Exercise goal: Each line in the entries below that holds the word "content" belongs in the answer.

■ ■ ■

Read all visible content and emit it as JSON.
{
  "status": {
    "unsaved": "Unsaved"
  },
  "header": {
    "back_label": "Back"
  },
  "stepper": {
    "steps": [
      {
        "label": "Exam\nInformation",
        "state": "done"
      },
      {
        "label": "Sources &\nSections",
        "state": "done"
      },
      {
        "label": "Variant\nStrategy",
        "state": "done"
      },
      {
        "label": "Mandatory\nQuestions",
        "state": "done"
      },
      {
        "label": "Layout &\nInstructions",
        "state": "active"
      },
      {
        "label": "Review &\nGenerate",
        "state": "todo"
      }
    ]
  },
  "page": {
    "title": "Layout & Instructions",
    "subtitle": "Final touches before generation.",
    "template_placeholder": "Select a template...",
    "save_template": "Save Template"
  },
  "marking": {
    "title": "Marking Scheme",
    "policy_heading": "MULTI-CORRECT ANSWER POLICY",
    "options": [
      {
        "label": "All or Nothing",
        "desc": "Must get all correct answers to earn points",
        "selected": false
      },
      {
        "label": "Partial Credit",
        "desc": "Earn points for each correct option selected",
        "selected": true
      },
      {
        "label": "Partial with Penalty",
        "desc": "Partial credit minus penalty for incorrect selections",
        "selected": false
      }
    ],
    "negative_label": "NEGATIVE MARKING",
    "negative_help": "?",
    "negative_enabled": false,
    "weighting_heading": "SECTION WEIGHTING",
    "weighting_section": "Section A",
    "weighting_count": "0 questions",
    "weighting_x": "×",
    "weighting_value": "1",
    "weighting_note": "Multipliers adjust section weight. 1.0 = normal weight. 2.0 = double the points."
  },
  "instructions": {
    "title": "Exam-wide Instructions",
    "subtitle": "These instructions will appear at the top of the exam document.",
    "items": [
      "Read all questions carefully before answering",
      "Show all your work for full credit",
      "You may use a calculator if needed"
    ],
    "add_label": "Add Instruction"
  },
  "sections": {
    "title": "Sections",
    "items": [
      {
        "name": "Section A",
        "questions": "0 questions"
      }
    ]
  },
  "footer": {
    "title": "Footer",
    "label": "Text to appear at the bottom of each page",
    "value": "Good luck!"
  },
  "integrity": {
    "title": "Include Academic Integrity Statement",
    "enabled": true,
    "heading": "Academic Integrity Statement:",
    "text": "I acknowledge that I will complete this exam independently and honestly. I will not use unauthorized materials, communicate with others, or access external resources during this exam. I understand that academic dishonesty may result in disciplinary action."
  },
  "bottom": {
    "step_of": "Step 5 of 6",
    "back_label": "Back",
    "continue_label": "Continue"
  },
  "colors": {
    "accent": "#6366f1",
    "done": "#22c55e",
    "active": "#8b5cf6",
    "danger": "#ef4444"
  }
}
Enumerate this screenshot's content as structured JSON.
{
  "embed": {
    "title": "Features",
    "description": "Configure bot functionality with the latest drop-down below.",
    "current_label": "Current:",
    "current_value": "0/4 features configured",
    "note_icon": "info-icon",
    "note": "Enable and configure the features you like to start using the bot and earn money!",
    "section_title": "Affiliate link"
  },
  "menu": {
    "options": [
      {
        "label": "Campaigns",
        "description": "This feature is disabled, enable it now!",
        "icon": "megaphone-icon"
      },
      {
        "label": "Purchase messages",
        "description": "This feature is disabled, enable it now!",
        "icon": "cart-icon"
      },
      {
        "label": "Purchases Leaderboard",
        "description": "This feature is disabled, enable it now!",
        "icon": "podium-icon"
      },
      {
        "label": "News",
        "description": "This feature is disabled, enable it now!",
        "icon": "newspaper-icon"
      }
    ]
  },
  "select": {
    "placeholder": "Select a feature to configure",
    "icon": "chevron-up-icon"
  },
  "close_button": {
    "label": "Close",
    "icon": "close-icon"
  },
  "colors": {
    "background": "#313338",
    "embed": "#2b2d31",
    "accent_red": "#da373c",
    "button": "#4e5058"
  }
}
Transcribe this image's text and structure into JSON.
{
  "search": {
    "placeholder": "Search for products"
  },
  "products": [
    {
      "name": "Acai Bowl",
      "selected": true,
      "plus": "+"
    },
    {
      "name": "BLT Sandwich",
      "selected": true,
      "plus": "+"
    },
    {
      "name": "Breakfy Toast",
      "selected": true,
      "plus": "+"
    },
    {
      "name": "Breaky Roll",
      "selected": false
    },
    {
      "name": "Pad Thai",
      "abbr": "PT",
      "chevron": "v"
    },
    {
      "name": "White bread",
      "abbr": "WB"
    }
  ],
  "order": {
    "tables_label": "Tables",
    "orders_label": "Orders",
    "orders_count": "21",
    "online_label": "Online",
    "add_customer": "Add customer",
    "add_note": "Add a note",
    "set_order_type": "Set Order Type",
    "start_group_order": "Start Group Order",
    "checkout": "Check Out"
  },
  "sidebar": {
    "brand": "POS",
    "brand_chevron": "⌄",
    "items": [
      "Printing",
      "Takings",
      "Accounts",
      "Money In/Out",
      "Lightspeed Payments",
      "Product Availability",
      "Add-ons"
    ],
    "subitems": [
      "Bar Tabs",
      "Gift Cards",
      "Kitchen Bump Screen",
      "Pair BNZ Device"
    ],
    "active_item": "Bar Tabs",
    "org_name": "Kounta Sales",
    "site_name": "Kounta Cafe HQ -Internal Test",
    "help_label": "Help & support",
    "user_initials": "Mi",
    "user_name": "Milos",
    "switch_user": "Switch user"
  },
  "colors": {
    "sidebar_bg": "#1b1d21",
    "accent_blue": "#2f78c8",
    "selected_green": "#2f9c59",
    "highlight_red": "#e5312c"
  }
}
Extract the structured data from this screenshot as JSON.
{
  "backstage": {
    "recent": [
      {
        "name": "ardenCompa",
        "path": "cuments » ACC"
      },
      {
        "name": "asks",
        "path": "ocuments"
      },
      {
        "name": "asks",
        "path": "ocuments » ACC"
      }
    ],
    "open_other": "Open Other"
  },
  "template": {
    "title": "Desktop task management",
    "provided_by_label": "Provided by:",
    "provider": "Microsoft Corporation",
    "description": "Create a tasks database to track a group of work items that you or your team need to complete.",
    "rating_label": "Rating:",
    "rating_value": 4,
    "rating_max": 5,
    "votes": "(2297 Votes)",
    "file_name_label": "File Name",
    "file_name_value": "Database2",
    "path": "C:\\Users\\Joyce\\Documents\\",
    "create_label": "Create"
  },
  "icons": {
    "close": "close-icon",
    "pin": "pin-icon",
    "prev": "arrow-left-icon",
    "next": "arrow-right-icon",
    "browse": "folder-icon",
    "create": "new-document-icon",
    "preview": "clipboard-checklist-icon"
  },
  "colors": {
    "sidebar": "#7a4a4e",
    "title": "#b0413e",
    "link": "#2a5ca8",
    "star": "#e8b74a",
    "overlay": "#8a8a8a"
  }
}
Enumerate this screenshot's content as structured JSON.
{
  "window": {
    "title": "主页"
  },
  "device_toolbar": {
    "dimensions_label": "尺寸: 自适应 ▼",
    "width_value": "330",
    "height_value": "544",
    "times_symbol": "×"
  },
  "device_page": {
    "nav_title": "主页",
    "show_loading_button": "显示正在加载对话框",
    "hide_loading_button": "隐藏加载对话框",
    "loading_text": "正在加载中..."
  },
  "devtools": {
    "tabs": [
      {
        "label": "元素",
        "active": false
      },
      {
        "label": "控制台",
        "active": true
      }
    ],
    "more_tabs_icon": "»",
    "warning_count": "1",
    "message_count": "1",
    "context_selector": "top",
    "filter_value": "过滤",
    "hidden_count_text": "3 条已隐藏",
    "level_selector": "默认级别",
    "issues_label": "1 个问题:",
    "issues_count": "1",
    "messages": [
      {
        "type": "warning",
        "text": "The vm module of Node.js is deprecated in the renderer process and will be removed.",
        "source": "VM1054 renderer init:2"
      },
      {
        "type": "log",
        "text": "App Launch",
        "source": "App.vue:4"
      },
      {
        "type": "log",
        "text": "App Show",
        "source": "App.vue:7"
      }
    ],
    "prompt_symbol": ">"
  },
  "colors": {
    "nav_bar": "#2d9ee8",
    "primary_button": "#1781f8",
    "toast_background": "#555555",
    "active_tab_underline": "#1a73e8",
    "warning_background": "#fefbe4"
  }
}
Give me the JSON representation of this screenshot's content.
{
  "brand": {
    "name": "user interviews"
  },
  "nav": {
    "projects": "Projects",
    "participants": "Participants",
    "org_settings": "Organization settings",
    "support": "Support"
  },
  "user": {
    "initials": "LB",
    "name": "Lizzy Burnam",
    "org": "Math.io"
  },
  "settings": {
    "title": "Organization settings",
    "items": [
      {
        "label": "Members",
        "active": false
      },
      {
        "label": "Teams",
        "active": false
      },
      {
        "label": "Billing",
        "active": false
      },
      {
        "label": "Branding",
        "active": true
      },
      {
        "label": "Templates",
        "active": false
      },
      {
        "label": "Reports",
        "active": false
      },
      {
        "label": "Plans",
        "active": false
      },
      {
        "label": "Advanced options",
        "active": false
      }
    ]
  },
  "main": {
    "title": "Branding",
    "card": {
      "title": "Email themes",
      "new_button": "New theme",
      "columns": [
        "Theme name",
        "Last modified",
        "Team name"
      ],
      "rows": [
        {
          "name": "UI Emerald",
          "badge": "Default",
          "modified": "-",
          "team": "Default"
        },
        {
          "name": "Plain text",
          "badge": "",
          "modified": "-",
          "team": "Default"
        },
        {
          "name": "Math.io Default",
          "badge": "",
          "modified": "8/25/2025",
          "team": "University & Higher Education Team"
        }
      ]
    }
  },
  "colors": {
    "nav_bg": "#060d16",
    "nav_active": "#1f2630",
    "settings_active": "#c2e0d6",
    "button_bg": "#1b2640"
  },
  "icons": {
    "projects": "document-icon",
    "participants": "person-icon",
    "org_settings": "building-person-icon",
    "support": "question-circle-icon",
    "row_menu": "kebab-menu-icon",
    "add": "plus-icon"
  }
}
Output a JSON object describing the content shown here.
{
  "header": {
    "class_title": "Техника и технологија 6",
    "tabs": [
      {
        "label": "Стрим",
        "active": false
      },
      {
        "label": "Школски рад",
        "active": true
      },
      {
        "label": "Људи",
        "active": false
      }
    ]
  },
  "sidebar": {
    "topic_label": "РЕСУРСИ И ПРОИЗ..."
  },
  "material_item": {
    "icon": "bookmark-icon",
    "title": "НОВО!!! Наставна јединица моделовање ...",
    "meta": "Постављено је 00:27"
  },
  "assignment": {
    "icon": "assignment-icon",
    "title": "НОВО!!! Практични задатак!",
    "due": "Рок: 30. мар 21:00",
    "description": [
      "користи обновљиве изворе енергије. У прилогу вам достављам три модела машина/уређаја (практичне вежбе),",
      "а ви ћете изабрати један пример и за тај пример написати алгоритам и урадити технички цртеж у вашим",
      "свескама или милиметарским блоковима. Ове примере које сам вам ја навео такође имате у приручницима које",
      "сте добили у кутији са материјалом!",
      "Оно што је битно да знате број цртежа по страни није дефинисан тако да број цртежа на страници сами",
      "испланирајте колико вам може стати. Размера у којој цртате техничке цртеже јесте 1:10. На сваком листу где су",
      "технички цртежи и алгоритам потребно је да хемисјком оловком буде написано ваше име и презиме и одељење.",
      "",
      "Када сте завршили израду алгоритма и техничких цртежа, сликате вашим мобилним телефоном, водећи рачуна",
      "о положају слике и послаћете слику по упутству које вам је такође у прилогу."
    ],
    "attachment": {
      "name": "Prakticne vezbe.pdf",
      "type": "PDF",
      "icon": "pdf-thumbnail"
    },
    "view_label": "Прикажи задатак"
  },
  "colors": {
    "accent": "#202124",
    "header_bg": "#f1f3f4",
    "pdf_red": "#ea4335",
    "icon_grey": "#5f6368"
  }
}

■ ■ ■

Answer section:
Read all visible content and emit it as JSON.
Enumerate this screenshot's content as structured JSON.
Enumerate this screenshot's content as structured JSON.
Give me the JSON representation of this screenshot's content.
Output a JSON object describing the content shown here.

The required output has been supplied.